▶ [INSTRUCTIONS TO FOLLOW]:
Reproduce the data exactly. Omit no record.

Stored data:
━━━

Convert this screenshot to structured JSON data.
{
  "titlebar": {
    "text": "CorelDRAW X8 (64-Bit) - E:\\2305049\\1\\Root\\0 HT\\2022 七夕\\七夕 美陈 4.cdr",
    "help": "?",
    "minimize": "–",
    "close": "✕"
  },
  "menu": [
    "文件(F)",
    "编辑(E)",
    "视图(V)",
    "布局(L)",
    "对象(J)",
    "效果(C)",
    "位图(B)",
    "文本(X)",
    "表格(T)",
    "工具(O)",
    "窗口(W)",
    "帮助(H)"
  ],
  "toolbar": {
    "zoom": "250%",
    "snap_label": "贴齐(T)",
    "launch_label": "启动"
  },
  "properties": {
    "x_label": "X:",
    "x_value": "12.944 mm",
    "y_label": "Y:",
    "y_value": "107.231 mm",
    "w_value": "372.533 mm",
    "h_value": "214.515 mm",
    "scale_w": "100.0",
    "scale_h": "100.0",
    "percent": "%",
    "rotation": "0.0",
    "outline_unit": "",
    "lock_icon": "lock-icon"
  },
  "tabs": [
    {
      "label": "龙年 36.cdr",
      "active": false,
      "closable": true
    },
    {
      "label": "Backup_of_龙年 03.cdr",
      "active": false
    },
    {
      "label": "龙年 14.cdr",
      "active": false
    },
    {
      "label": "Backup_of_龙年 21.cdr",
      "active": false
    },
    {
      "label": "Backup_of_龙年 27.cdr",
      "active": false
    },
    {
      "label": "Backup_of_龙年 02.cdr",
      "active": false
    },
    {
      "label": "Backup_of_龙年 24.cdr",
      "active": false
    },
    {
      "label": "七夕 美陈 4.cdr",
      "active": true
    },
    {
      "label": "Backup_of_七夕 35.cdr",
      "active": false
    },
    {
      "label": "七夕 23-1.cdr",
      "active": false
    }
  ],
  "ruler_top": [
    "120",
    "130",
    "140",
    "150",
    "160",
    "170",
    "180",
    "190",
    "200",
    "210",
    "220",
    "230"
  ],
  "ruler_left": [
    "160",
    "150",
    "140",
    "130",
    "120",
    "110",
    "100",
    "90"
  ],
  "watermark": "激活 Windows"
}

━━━

▶ [EXPECTED ANSWER]:
Convert this screenshot to structured JSON data.
{
  "titlebar": {
    "text": "CorelDRAW X8 (64-Bit) - E:\\2305049\\1\\Root\\0 HT\\2022 七夕\\七夕 美陈 4.cdr",
    "help": "?",
    "minimize": "–",
    "close": "✕"
  },
  "menu": [
    "文件(F)",
    "编辑(E)",
    "视图(V)",
    "布局(L)",
    "对象(J)",
    "效果(C)",
    "位图(B)",
    "文本(X)",
    "表格(T)",
    "工具(O)",
    "窗口(W)",
    "帮助(H)"
  ],
  "toolbar": {
    "zoom": "250%",
    "snap_label": "贴齐(T)",
    "launch_label": "启动"
  },
  "properties": {
    "x_label": "X:",
    "x_value": "12.944 mm",
    "y_label": "Y:",
    "y_value": "107.231 mm",
    "w_value": "372.533 mm",
    "h_value": "214.515 mm",
    "scale_w": "100.0",
    "scale_h": "100.0",
    "percent": "%",
    "rotation": "0.0",
    "outline_unit": "",
    "lock_icon": "lock-icon"
  },
  "tabs": [
    {
      "label": "龙年 36.cdr",
      "active": false,
      "closable": true
    },
    {
      "label": "Backup_of_龙年 03.cdr",
      "active": false
    },
    {
      "label": "龙年 14.cdr",
      "active": false
    },
    {
      "label": "Backup_of_龙年 21.cdr",
      "active": false
    },
    {
      "label": "Backup_of_龙年 27.cdr",
      "active": false
    },
    {
      "label": "Backup_of_龙年 02.cdr",
      "active": false
    },
    {
      "label": "Backup_of_龙年 24.cdr",
      "active": false
    },
    {
      "label": "七夕 美陈 4.cdr",
      "active": true
    },
    {
      "label": "Backup_of_七夕 35.cdr",
      "active": false
    },
    {
      "label": "七夕 23-1.cdr",
      "active": false
    }
  ],
  "ruler_top": [
    "120",
    "130",
    "140",
    "150",
    "160",
    "170",
    "180",
    "190",
    "200",
    "210",
    "220",
    "230"
  ],
  "ruler_left": [
    "160",
    "150",
    "140",
    "130",
    "120",
    "110",
    "100",
    "90"
  ],
  "watermark": "激活 Windows"
}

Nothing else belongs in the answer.